The UK Soil Association announced this week that organic standards have had a major facelift, for the first time in 10 years. According to a statement released by the agency the standards have been completely redesigned and re-written in a clearer language and are now available in ready-to-file chapters.
Guidance notes have been added to aid interpretation or explain the reasons for certain standards. In addition a number of new standards and sections have been incorporated. Clear distinctions have been made in the text between the standards (which are obligatory) and recommended best practice.
All common labelling standards have been brought in to one section. New standards insist that the country of origin of single ingredient products must be indicated, juice made from concentrate must be stated on the front of pack, and the percentage of added water made clear.

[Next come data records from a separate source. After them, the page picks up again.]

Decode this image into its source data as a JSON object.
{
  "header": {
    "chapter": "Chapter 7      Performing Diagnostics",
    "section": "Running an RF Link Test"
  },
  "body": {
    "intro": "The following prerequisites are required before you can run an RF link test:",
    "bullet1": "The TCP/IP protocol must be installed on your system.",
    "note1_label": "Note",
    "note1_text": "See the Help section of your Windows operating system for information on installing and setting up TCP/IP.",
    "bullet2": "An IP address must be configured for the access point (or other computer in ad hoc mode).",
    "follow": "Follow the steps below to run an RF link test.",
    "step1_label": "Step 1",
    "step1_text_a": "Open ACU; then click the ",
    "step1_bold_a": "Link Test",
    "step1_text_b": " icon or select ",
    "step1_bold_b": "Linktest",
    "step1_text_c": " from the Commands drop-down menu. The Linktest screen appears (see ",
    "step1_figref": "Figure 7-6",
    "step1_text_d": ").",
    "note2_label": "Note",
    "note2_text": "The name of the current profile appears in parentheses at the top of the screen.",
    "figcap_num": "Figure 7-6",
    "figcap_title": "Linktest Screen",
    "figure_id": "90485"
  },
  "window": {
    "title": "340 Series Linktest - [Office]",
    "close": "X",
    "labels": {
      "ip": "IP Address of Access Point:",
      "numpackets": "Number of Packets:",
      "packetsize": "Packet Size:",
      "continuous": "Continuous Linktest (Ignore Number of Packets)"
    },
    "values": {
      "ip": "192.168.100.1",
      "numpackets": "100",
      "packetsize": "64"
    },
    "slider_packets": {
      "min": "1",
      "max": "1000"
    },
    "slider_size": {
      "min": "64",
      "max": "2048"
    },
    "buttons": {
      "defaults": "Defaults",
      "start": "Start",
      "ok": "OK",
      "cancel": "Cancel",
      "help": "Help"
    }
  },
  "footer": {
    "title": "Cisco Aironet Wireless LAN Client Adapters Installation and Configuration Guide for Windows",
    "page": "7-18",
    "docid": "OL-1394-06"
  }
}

Recommended practices include that labels show: processing methods that are not clear from the nature of the product, such as homogenisation, ultra-heat treatment, par-baked and electrical tenderisation of meat; the country of origin of primary ingredients; all ingredients - for example, salt containing anti-caking agent should be identified.
Measures to safeguard the environment on organic farms - in addition to those inherent in the system - have been expanded. Farmers are now required to draw up an environmental map of their holding, within a reasonable timeframe. Key environmental features, such as species-rich pasture, undrained meadows, ancient hedges, ponds and archeological features, must be identified so that they can be managed appropriately; avoid any operations that may damage conservation sites, except with the consent of the relevant conservation agency; avoid seeding clover into pastures 'recognised' as of conservation importance. Clover increases nitrogen fixation and therefore the fertility of the pasture - pastures of conservation importance tend to be low fertility.
The Soil Association has also made, the organisation claims, the first serious attempt in the world to set comprehensive standards for gathering plants from the wild that may then be sold as organic. This is a rapidly growing new area with strong demand from the herbal and toiletries industries, which has the potential to threaten endangered species and sensitive wild environments.